### WORK ITEM
Count up the lines in the listing below that hold "remove", and answer with the total alone.
(Beginning of SUPPLIED INFORMATION)
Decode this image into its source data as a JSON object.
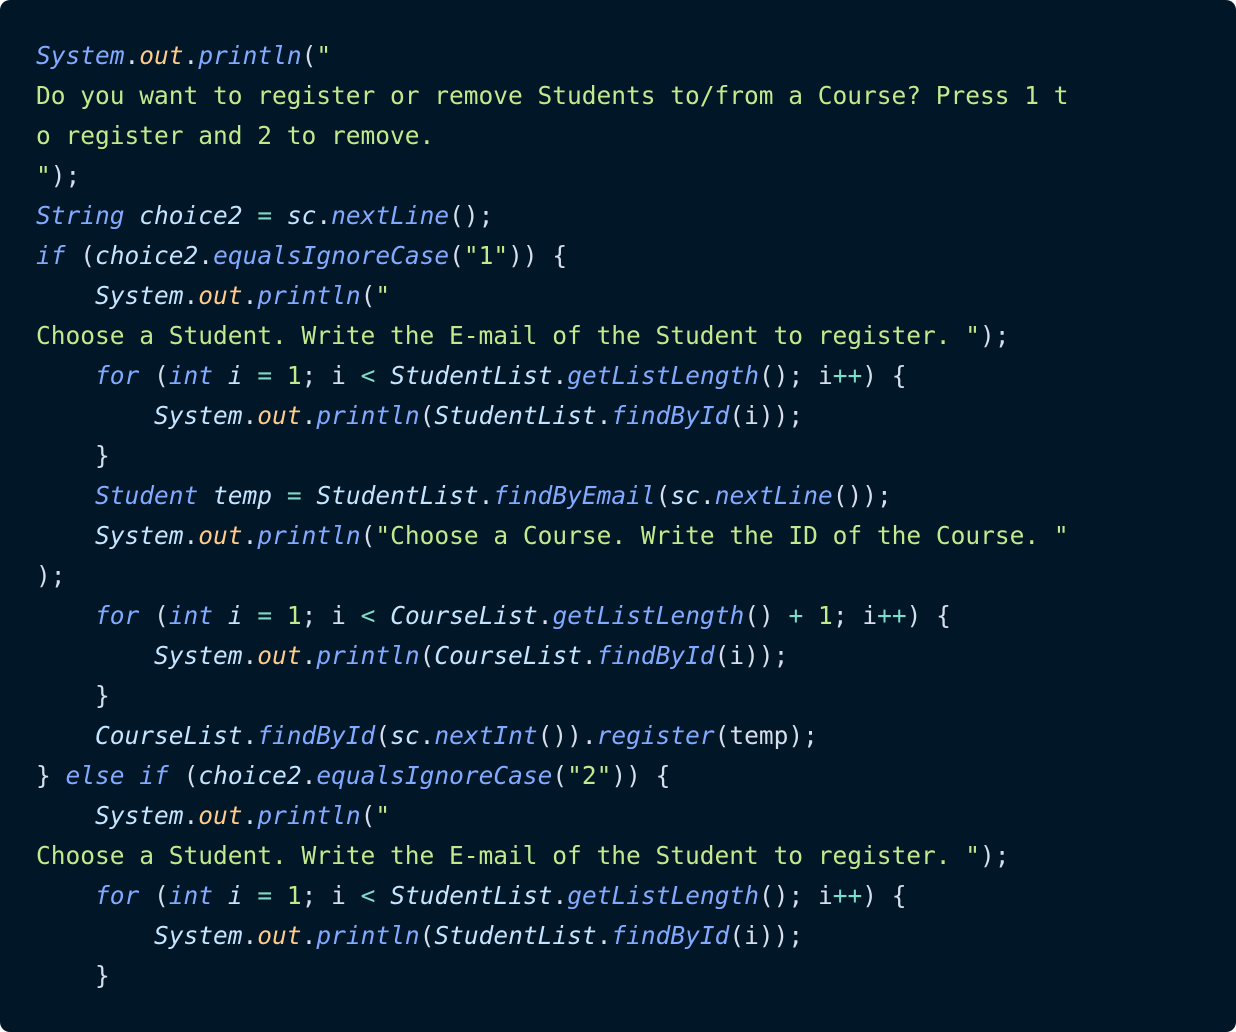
{
  "code": {
    "language": "java",
    "colors": {
      "background": "#011627",
      "default": "#d6deeb",
      "class": "#82aaff",
      "property": "#ffcb8b",
      "method": "#82aaff",
      "keyword": "#c792ea",
      "variable": "#c5e4fd",
      "string": "#c3e88d",
      "number": "#c3e88d",
      "operator": "#7fdbca"
    },
    "lines": [
      [
        {
          "t": "System",
          "k": "cls"
        },
        {
          "t": ".",
          "k": "punc"
        },
        {
          "t": "out",
          "k": "prop"
        },
        {
          "t": ".",
          "k": "punc"
        },
        {
          "t": "println",
          "k": "fn"
        },
        {
          "t": "(",
          "k": "punc"
        },
        {
          "t": "\"",
          "k": "str"
        }
      ],
      [
        {
          "t": "Do you want to register or remove Students to/from a Course? Press 1 t",
          "k": "str"
        }
      ],
      [
        {
          "t": "o register and 2 to remove.",
          "k": "str"
        }
      ],
      [
        {
          "t": "\"",
          "k": "str"
        },
        {
          "t": ");",
          "k": "punc"
        }
      ],
      [
        {
          "t": "String",
          "k": "cls"
        },
        {
          "t": " ",
          "k": "plain"
        },
        {
          "t": "choice2",
          "k": "var"
        },
        {
          "t": " ",
          "k": "plain"
        },
        {
          "t": "=",
          "k": "op"
        },
        {
          "t": " ",
          "k": "plain"
        },
        {
          "t": "sc",
          "k": "var"
        },
        {
          "t": ".",
          "k": "punc"
        },
        {
          "t": "nextLine",
          "k": "fn"
        },
        {
          "t": "();",
          "k": "punc"
        }
      ],
      [
        {
          "t": "if",
          "k": "cls"
        },
        {
          "t": " (",
          "k": "punc"
        },
        {
          "t": "choice2",
          "k": "var"
        },
        {
          "t": ".",
          "k": "punc"
        },
        {
          "t": "equalsIgnoreCase",
          "k": "fn"
        },
        {
          "t": "(",
          "k": "punc"
        },
        {
          "t": "\"1\"",
          "k": "str"
        },
        {
          "t": ")) {",
          "k": "punc"
        }
      ],
      [
        {
          "t": "    ",
          "k": "plain"
        },
        {
          "t": "System",
          "k": "var"
        },
        {
          "t": ".",
          "k": "punc"
        },
        {
          "t": "out",
          "k": "prop"
        },
        {
          "t": ".",
          "k": "punc"
        },
        {
          "t": "println",
          "k": "fn"
        },
        {
          "t": "(",
          "k": "punc"
        },
        {
          "t": "\"",
          "k": "str"
        }
      ],
      [
        {
          "t": "Choose a Student. Write the E-mail of the Student to register. \"",
          "k": "str"
        },
        {
          "t": ");",
          "k": "punc"
        }
      ],
      [
        {
          "t": "    ",
          "k": "plain"
        },
        {
          "t": "for",
          "k": "cls"
        },
        {
          "t": " (",
          "k": "punc"
        },
        {
          "t": "int",
          "k": "cls"
        },
        {
          "t": " ",
          "k": "plain"
        },
        {
          "t": "i",
          "k": "var"
        },
        {
          "t": " ",
          "k": "plain"
        },
        {
          "t": "=",
          "k": "op"
        },
        {
          "t": " ",
          "k": "plain"
        },
        {
          "t": "1",
          "k": "num"
        },
        {
          "t": "; i ",
          "k": "punc"
        },
        {
          "t": "<",
          "k": "op"
        },
        {
          "t": " ",
          "k": "plain"
        },
        {
          "t": "StudentList",
          "k": "var"
        },
        {
          "t": ".",
          "k": "punc"
        },
        {
          "t": "getListLength",
          "k": "fn"
        },
        {
          "t": "(); i",
          "k": "punc"
        },
        {
          "t": "++",
          "k": "op"
        },
        {
          "t": ") {",
          "k": "punc"
        }
      ],
      [
        {
          "t": "        ",
          "k": "plain"
        },
        {
          "t": "System",
          "k": "var"
        },
        {
          "t": ".",
          "k": "punc"
        },
        {
          "t": "out",
          "k": "prop"
        },
        {
          "t": ".",
          "k": "punc"
        },
        {
          "t": "println",
          "k": "fn"
        },
        {
          "t": "(",
          "k": "punc"
        },
        {
          "t": "StudentList",
          "k": "var"
        },
        {
          "t": ".",
          "k": "punc"
        },
        {
          "t": "findById",
          "k": "fn"
        },
        {
          "t": "(i));",
          "k": "punc"
        }
      ],
      [
        {
          "t": "    }",
          "k": "punc"
        }
      ],
      [
        {
          "t": "    ",
          "k": "plain"
        },
        {
          "t": "Student",
          "k": "cls"
        },
        {
          "t": " ",
          "k": "plain"
        },
        {
          "t": "temp",
          "k": "var"
        },
        {
          "t": " ",
          "k": "plain"
        },
        {
          "t": "=",
          "k": "op"
        },
        {
          "t": " ",
          "k": "plain"
        },
        {
          "t": "StudentList",
          "k": "var"
        },
        {
          "t": ".",
          "k": "punc"
        },
        {
          "t": "findByEmail",
          "k": "fn"
        },
        {
          "t": "(",
          "k": "punc"
        },
        {
          "t": "sc",
          "k": "var"
        },
        {
          "t": ".",
          "k": "punc"
        },
        {
          "t": "nextLine",
          "k": "fn"
        },
        {
          "t": "());",
          "k": "punc"
        }
      ],
      [
        {
          "t": "    ",
          "k": "plain"
        },
        {
          "t": "System",
          "k": "var"
        },
        {
          "t": ".",
          "k": "punc"
        },
        {
          "t": "out",
          "k": "prop"
        },
        {
          "t": ".",
          "k": "punc"
        },
        {
          "t": "println",
          "k": "fn"
        },
        {
          "t": "(",
          "k": "punc"
        },
        {
          "t": "\"Choose a Course. Write the ID of the Course. \"",
          "k": "str"
        }
      ],
      [
        {
          "t": ");",
          "k": "punc"
        }
      ],
      [
        {
          "t": "    ",
          "k": "plain"
        },
        {
          "t": "for",
          "k": "cls"
        },
        {
          "t": " (",
          "k": "punc"
        },
        {
          "t": "int",
          "k": "cls"
        },
        {
          "t": " ",
          "k": "plain"
        },
        {
          "t": "i",
          "k": "var"
        },
        {
          "t": " ",
          "k": "plain"
        },
        {
          "t": "=",
          "k": "op"
        },
        {
          "t": " ",
          "k": "plain"
        },
        {
          "t": "1",
          "k": "num"
        },
        {
          "t": "; i ",
          "k": "punc"
        },
        {
          "t": "<",
          "k": "op"
        },
        {
          "t": " ",
          "k": "plain"
        },
        {
          "t": "CourseList",
          "k": "var"
        },
        {
          "t": ".",
          "k": "punc"
        },
        {
          "t": "getListLength",
          "k": "fn"
        },
        {
          "t": "() ",
          "k": "punc"
        },
        {
          "t": "+",
          "k": "op"
        },
        {
          "t": " ",
          "k": "plain"
        },
        {
          "t": "1",
          "k": "num"
        },
        {
          "t": "; i",
          "k": "punc"
        },
        {
          "t": "++",
          "k": "op"
        },
        {
          "t": ") {",
          "k": "punc"
        }
      ],
      [
        {
          "t": "        ",
          "k": "plain"
        },
        {
          "t": "System",
          "k": "var"
        },
        {
          "t": ".",
          "k": "punc"
        },
        {
          "t": "out",
          "k": "prop"
        },
        {
          "t": ".",
          "k": "punc"
        },
        {
          "t": "println",
          "k": "fn"
        },
        {
          "t": "(",
          "k": "punc"
        },
        {
          "t": "CourseList",
          "k": "var"
        },
        {
          "t": ".",
          "k": "punc"
        },
        {
          "t": "findById",
          "k": "fn"
        },
        {
          "t": "(i));",
          "k": "punc"
        }
      ],
      [
        {
          "t": "    }",
          "k": "punc"
        }
      ],
      [
        {
          "t": "    ",
          "k": "plain"
        },
        {
          "t": "CourseList",
          "k": "var"
        },
        {
          "t": ".",
          "k": "punc"
        },
        {
          "t": "findById",
          "k": "fn"
        },
        {
          "t": "(",
          "k": "punc"
        },
        {
          "t": "sc",
          "k": "var"
        },
        {
          "t": ".",
          "k": "punc"
        },
        {
          "t": "nextInt",
          "k": "fn"
        },
        {
          "t": "()).",
          "k": "punc"
        },
        {
          "t": "register",
          "k": "fn"
        },
        {
          "t": "(temp);",
          "k": "punc"
        }
      ],
      [
        {
          "t": "} ",
          "k": "punc"
        },
        {
          "t": "else",
          "k": "cls"
        },
        {
          "t": " ",
          "k": "plain"
        },
        {
          "t": "if",
          "k": "cls"
        },
        {
          "t": " (",
          "k": "punc"
        },
        {
          "t": "choice2",
          "k": "var"
        },
        {
          "t": ".",
          "k": "punc"
        },
        {
          "t": "equalsIgnoreCase",
          "k": "fn"
        },
        {
          "t": "(",
          "k": "punc"
        },
        {
          "t": "\"2\"",
          "k": "str"
        },
        {
          "t": ")) {",
          "k": "punc"
        }
      ],
      [
        {
          "t": "    ",
          "k": "plain"
        },
        {
          "t": "System",
          "k": "var"
        },
        {
          "t": ".",
          "k": "punc"
        },
        {
          "t": "out",
          "k": "prop"
        },
        {
          "t": ".",
          "k": "punc"
        },
        {
          "t": "println",
          "k": "fn"
        },
        {
          "t": "(",
          "k": "punc"
        },
        {
          "t": "\"",
          "k": "str"
        }
      ],
      [
        {
          "t": "Choose a Student. Write the E-mail of the Student to register. \"",
          "k": "str"
        },
        {
          "t": ");",
          "k": "punc"
        }
      ],
      [
        {
          "t": "    ",
          "k": "plain"
        },
        {
          "t": "for",
          "k": "cls"
        },
        {
          "t": " (",
          "k": "punc"
        },
        {
          "t": "int",
          "k": "cls"
        },
        {
          "t": " ",
          "k": "plain"
        },
        {
          "t": "i",
          "k": "var"
        },
        {
          "t": " ",
          "k": "plain"
        },
        {
          "t": "=",
          "k": "op"
        },
        {
          "t": " ",
          "k": "plain"
        },
        {
          "t": "1",
          "k": "num"
        },
        {
          "t": "; i ",
          "k": "punc"
        },
        {
          "t": "<",
          "k": "op"
        },
        {
          "t": " ",
          "k": "plain"
        },
        {
          "t": "StudentList",
          "k": "var"
        },
        {
          "t": ".",
          "k": "punc"
        },
        {
          "t": "getListLength",
          "k": "fn"
        },
        {
          "t": "(); i",
          "k": "punc"
        },
        {
          "t": "++",
          "k": "op"
        },
        {
          "t": ") {",
          "k": "punc"
        }
      ],
      [
        {
          "t": "        ",
          "k": "plain"
        },
        {
          "t": "System",
          "k": "var"
        },
        {
          "t": ".",
          "k": "punc"
        },
        {
          "t": "out",
          "k": "prop"
        },
        {
          "t": ".",
          "k": "punc"
        },
        {
          "t": "println",
          "k": "fn"
        },
        {
          "t": "(",
          "k": "punc"
        },
        {
          "t": "StudentList",
          "k": "var"
        },
        {
          "t": ".",
          "k": "punc"
        },
        {
          "t": "findById",
          "k": "fn"
        },
        {
          "t": "(i));",
          "k": "punc"
        }
      ],
      [
        {
          "t": "    }",
          "k": "punc"
        }
      ]
    ]
  }
}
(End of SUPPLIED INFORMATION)
### SOLUTION TO THIS EXERCISE
2